HOW TO COMPLETE THIS TASK: Word for word, please restate each record and pass over the pictures.

---- EXERCISE INPUT

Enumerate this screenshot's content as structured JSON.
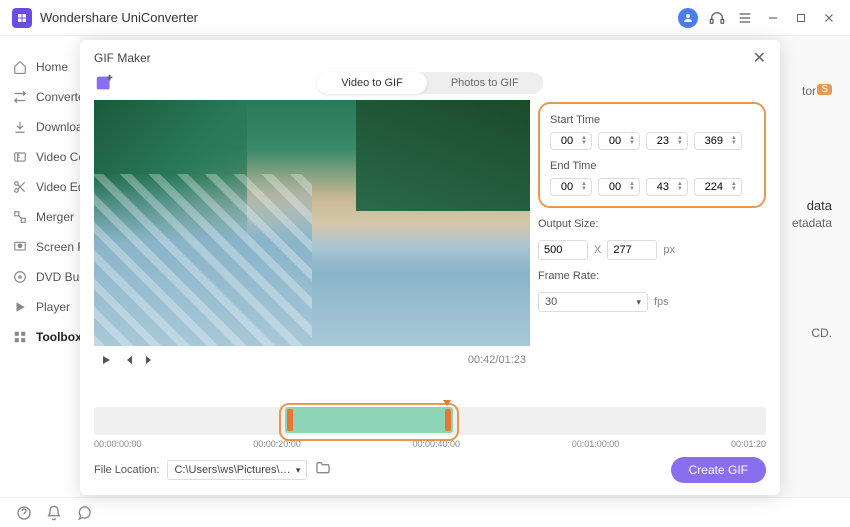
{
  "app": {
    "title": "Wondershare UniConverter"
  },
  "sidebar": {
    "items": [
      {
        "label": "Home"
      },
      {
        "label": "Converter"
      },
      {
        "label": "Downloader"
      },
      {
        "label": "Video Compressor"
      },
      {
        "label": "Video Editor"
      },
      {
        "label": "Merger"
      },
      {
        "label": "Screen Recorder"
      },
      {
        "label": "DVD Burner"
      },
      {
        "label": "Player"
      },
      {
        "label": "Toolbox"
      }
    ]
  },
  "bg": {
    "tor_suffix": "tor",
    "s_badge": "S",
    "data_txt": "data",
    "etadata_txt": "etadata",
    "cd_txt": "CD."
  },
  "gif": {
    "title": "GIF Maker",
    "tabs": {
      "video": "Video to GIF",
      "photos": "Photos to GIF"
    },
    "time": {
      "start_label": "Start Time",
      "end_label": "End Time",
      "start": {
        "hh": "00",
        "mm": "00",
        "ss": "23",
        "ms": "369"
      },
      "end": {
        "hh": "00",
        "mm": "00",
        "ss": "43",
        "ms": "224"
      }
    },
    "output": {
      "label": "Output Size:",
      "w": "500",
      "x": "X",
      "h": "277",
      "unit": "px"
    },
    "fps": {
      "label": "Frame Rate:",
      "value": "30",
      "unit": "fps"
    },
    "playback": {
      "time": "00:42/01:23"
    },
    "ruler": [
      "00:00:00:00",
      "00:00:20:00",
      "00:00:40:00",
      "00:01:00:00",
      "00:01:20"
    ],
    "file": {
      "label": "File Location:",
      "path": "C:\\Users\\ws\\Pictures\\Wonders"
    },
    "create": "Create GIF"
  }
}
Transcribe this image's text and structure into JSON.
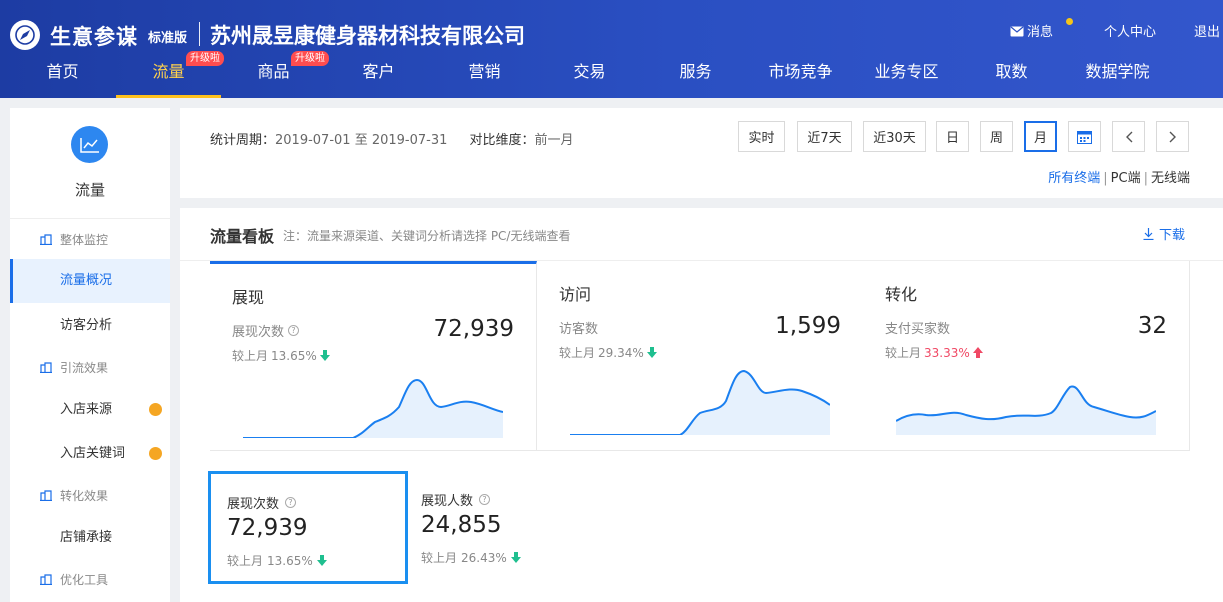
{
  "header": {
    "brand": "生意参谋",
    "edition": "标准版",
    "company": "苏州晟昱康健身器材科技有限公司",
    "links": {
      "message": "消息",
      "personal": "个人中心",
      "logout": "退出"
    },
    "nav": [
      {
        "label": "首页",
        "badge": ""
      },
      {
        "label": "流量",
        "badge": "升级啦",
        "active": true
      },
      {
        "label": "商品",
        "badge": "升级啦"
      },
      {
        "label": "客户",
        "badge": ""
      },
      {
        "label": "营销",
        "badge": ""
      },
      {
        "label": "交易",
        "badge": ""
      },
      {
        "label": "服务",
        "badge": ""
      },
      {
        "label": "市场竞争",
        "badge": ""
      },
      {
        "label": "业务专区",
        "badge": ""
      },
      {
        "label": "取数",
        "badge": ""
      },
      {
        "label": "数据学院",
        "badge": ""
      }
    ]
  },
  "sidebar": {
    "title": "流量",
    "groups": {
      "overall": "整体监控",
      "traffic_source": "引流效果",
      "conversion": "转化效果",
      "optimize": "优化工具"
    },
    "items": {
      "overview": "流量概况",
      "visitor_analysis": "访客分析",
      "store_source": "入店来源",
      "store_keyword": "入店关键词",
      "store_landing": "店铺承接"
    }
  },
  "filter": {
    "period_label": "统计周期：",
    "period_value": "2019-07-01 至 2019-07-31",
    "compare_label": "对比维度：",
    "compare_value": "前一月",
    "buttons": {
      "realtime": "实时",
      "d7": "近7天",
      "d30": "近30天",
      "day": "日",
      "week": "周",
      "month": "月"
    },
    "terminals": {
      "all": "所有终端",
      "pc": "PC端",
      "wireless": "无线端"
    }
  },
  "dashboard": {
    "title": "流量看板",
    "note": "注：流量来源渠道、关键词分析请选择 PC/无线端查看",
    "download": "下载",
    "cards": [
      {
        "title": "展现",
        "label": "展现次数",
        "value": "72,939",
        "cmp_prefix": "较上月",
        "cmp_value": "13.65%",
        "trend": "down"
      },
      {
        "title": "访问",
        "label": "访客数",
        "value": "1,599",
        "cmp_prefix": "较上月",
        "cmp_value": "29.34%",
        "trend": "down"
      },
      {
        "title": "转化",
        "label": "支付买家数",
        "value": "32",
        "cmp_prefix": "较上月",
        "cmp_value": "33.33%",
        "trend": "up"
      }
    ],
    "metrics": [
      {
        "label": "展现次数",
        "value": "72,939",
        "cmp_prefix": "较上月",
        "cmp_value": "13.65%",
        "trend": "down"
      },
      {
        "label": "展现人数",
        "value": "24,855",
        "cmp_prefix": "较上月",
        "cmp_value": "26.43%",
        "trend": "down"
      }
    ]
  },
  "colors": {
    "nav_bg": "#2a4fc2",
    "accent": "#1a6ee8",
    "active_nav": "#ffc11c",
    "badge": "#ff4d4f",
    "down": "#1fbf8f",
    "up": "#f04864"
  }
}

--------

RESPONSE TO THE TASK:
Enumerate this screenshot's content as structured JSON.
{
  "app": {
    "title": "Wondershare UniConverter"
  },
  "sidebar": {
    "items": [
      {
        "label": "Home"
      },
      {
        "label": "Converter"
      },
      {
        "label": "Downloader"
      },
      {
        "label": "Video Compressor"
      },
      {
        "label": "Video Editor"
      },
      {
        "label": "Merger"
      },
      {
        "label": "Screen Recorder"
      },
      {
        "label": "DVD Burner"
      },
      {
        "label": "Player"
      },
      {
        "label": "Toolbox"
      }
    ]
  },
  "bg": {
    "tor_suffix": "tor",
    "s_badge": "S",
    "data_txt": "data",
    "etadata_txt": "etadata",
    "cd_txt": "CD."
  },
  "gif": {
    "title": "GIF Maker",
    "tabs": {
      "video": "Video to GIF",
      "photos": "Photos to GIF"
    },
    "time": {
      "start_label": "Start Time",
      "end_label": "End Time",
      "start": {
        "hh": "00",
        "mm": "00",
        "ss": "23",
        "ms": "369"
      },
      "end": {
        "hh": "00",
        "mm": "00",
        "ss": "43",
        "ms": "224"
      }
    },
    "output": {
      "label": "Output Size:",
      "w": "500",
      "x": "X",
      "h": "277",
      "unit": "px"
    },
    "fps": {
      "label": "Frame Rate:",
      "value": "30",
      "unit": "fps"
    },
    "playback": {
      "time": "00:42/01:23"
    },
    "ruler": [
      "00:00:00:00",
      "00:00:20:00",
      "00:00:40:00",
      "00:01:00:00",
      "00:01:20"
    ],
    "file": {
      "label": "File Location:",
      "path": "C:\\Users\\ws\\Pictures\\Wonders"
    },
    "create": "Create GIF"
  }
}
Transcribe this image's text and structure into JSON.
{
  "header": {
    "brand": "生意参谋",
    "edition": "标准版",
    "company": "苏州晟昱康健身器材科技有限公司",
    "links": {
      "message": "消息",
      "personal": "个人中心",
      "logout": "退出"
    },
    "nav": [
      {
        "label": "首页",
        "badge": ""
      },
      {
        "label": "流量",
        "badge": "升级啦",
        "active": true
      },
      {
        "label": "商品",
        "badge": "升级啦"
      },
      {
        "label": "客户",
        "badge": ""
      },
      {
        "label": "营销",
        "badge": ""
      },
      {
        "label": "交易",
        "badge": ""
      },
      {
        "label": "服务",
        "badge": ""
      },
      {
        "label": "市场竞争",
        "badge": ""
      },
      {
        "label": "业务专区",
        "badge": ""
      },
      {
        "label": "取数",
        "badge": ""
      },
      {
        "label": "数据学院",
        "badge": ""
      }
    ]
  },
  "sidebar": {
    "title": "流量",
    "groups": {
      "overall": "整体监控",
      "traffic_source": "引流效果",
      "conversion": "转化效果",
      "optimize": "优化工具"
    },
    "items": {
      "overview": "流量概况",
      "visitor_analysis": "访客分析",
      "store_source": "入店来源",
      "store_keyword": "入店关键词",
      "store_landing": "店铺承接"
    }
  },
  "filter": {
    "period_label": "统计周期：",
    "period_value": "2019-07-01 至 2019-07-31",
    "compare_label": "对比维度：",
    "compare_value": "前一月",
    "buttons": {
      "realtime": "实时",
      "d7": "近7天",
      "d30": "近30天",
      "day": "日",
      "week": "周",
      "month": "月"
    },
    "terminals": {
      "all": "所有终端",
      "pc": "PC端",
      "wireless": "无线端"
    }
  },
  "dashboard": {
    "title": "流量看板",
    "note": "注：流量来源渠道、关键词分析请选择 PC/无线端查看",
    "download": "下载",
    "cards": [
      {
        "title": "展现",
        "label": "展现次数",
        "value": "72,939",
        "cmp_prefix": "较上月",
        "cmp_value": "13.65%",
        "trend": "down"
      },
      {
        "title": "访问",
        "label": "访客数",
        "value": "1,599",
        "cmp_prefix": "较上月",
        "cmp_value": "29.34%",
        "trend": "down"
      },
      {
        "title": "转化",
        "label": "支付买家数",
        "value": "32",
        "cmp_prefix": "较上月",
        "cmp_value": "33.33%",
        "trend": "up"
      }
    ],
    "metrics": [
      {
        "label": "展现次数",
        "value": "72,939",
        "cmp_prefix": "较上月",
        "cmp_value": "13.65%",
        "trend": "down"
      },
      {
        "label": "展现人数",
        "value": "24,855",
        "cmp_prefix": "较上月",
        "cmp_value": "26.43%",
        "trend": "down"
      }
    ]
  },
  "colors": {
    "nav_bg": "#2a4fc2",
    "accent": "#1a6ee8",
    "active_nav": "#ffc11c",
    "badge": "#ff4d4f",
    "down": "#1fbf8f",
    "up": "#f04864"
  }
}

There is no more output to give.